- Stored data
—————
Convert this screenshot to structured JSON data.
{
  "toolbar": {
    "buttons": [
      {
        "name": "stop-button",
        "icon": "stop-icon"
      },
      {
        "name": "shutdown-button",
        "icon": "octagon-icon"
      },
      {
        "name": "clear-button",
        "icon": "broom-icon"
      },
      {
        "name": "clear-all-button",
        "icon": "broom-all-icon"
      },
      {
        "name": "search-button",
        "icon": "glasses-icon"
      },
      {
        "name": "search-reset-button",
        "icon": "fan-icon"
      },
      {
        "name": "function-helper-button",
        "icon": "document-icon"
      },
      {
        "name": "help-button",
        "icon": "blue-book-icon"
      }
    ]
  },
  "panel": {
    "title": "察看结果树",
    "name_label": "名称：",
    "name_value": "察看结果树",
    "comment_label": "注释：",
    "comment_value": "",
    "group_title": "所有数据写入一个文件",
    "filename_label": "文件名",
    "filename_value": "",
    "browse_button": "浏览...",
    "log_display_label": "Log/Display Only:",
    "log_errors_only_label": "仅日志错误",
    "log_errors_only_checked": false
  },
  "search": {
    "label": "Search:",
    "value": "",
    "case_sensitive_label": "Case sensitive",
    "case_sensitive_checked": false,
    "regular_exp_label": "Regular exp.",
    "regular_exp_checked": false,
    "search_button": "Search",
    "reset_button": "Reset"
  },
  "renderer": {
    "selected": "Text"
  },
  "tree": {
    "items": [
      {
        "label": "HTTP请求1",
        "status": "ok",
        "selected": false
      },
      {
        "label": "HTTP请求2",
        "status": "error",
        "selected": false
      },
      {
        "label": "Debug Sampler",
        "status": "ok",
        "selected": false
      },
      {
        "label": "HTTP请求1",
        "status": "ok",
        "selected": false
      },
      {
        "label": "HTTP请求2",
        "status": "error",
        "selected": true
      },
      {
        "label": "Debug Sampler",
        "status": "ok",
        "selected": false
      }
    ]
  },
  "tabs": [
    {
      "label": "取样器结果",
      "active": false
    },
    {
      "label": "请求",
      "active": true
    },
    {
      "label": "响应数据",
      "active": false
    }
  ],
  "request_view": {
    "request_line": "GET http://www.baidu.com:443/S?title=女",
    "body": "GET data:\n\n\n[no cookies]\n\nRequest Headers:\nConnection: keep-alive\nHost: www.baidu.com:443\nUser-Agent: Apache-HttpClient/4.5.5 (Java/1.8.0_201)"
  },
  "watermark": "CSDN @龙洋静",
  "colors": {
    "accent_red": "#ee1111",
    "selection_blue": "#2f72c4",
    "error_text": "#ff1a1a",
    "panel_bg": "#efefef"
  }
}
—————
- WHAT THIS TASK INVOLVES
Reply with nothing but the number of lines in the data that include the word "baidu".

- RESPONSE TO THIS EXERCISE
2